> **Work item**
Examine each line of the data, and copy the ones containing "Change".

** Available data follows **

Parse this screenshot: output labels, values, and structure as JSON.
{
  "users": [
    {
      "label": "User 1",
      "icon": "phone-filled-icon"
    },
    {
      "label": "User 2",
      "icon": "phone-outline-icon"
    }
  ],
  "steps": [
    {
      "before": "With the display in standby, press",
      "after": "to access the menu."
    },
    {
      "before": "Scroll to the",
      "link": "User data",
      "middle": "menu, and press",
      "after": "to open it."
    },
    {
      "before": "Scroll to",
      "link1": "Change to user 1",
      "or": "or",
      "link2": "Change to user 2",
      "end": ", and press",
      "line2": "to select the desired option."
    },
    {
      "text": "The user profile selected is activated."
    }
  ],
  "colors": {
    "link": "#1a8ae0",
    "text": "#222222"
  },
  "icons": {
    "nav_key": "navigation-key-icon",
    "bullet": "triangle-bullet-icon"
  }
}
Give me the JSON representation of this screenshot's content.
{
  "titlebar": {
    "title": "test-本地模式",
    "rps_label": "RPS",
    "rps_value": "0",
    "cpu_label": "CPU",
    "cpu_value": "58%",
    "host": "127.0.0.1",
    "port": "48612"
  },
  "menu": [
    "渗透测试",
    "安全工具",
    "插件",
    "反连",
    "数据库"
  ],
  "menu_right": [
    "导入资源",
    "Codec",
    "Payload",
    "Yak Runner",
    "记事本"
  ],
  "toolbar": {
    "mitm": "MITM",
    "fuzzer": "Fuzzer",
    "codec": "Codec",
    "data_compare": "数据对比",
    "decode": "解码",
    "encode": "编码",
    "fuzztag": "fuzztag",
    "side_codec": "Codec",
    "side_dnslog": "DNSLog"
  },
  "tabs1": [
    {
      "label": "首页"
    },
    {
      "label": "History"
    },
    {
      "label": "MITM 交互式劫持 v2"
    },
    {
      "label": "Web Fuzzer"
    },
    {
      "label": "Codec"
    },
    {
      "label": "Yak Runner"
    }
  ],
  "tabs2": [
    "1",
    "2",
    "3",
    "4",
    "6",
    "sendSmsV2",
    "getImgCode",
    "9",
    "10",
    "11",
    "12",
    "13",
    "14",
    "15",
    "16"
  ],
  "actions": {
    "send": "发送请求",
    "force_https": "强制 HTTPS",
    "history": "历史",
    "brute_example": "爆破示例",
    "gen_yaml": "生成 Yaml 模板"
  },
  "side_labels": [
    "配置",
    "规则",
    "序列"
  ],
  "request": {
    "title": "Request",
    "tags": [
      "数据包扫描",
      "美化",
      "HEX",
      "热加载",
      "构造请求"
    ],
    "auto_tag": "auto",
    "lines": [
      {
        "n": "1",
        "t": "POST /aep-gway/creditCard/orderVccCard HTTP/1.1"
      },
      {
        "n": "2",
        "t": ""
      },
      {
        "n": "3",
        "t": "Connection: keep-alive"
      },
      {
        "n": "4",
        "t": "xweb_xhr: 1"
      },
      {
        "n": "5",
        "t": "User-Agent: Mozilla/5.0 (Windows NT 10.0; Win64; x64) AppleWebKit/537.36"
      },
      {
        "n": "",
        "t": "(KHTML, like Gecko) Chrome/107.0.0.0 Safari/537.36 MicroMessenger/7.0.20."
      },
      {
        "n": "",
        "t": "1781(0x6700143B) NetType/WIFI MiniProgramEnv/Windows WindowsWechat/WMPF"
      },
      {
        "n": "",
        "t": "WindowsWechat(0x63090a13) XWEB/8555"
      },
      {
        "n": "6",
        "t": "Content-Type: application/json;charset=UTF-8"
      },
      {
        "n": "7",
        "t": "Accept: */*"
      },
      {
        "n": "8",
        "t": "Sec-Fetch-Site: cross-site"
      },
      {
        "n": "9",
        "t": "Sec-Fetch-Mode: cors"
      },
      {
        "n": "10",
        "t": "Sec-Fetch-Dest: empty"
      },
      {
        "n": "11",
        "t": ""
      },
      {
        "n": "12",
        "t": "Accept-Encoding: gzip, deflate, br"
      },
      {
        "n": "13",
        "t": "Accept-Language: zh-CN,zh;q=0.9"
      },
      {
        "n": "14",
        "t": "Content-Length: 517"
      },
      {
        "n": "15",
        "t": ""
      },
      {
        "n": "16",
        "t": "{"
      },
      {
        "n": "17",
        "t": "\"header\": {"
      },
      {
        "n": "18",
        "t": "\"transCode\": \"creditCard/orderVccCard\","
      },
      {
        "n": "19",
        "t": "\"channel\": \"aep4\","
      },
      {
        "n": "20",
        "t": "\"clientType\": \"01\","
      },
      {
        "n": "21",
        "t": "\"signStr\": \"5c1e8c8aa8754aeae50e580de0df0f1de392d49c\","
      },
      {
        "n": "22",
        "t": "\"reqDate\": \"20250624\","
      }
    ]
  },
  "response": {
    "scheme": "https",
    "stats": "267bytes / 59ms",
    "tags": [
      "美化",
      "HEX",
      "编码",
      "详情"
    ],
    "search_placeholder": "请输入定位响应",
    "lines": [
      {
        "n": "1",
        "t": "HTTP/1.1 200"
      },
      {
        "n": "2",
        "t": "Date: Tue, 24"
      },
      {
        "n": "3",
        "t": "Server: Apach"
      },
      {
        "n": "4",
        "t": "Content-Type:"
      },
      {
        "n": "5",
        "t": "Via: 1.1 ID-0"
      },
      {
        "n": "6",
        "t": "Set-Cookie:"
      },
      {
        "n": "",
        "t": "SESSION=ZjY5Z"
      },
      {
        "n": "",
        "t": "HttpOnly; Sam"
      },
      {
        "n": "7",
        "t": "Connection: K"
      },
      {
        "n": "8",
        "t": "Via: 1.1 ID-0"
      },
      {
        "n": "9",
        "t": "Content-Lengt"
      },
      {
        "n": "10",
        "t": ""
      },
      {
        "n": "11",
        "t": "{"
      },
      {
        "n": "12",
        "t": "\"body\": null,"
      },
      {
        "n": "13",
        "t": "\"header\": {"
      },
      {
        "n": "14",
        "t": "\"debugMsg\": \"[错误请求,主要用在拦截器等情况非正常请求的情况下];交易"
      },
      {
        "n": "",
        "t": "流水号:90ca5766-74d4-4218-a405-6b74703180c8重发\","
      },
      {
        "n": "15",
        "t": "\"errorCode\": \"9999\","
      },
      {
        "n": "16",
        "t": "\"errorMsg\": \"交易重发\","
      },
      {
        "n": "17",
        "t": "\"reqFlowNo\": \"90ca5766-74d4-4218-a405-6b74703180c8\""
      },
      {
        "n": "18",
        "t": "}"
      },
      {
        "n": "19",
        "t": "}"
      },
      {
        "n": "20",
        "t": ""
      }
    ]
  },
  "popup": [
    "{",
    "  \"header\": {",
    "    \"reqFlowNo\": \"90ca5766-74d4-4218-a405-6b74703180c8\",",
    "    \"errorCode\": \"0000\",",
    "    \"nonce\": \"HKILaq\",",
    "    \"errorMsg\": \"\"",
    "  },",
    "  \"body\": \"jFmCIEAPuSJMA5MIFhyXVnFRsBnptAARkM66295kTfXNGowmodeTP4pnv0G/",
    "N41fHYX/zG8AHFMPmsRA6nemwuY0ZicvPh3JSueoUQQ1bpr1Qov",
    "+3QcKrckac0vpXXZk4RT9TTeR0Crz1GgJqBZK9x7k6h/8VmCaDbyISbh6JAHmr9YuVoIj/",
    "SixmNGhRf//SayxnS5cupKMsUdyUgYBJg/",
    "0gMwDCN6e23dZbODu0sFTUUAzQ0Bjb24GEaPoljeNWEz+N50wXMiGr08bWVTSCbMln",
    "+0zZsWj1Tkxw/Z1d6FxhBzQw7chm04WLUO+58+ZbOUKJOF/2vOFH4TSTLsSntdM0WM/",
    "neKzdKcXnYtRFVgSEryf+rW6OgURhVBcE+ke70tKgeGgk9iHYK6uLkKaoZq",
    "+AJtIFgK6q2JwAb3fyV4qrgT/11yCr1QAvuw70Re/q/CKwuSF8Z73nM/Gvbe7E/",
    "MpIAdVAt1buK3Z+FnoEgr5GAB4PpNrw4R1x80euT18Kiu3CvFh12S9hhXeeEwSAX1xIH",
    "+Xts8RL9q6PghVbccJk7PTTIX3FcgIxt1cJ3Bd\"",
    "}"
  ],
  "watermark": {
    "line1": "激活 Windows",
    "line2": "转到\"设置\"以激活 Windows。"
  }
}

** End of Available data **

> **Solution for this problem**
      "link1": "Change to user 1",
      "link2": "Change to user 2",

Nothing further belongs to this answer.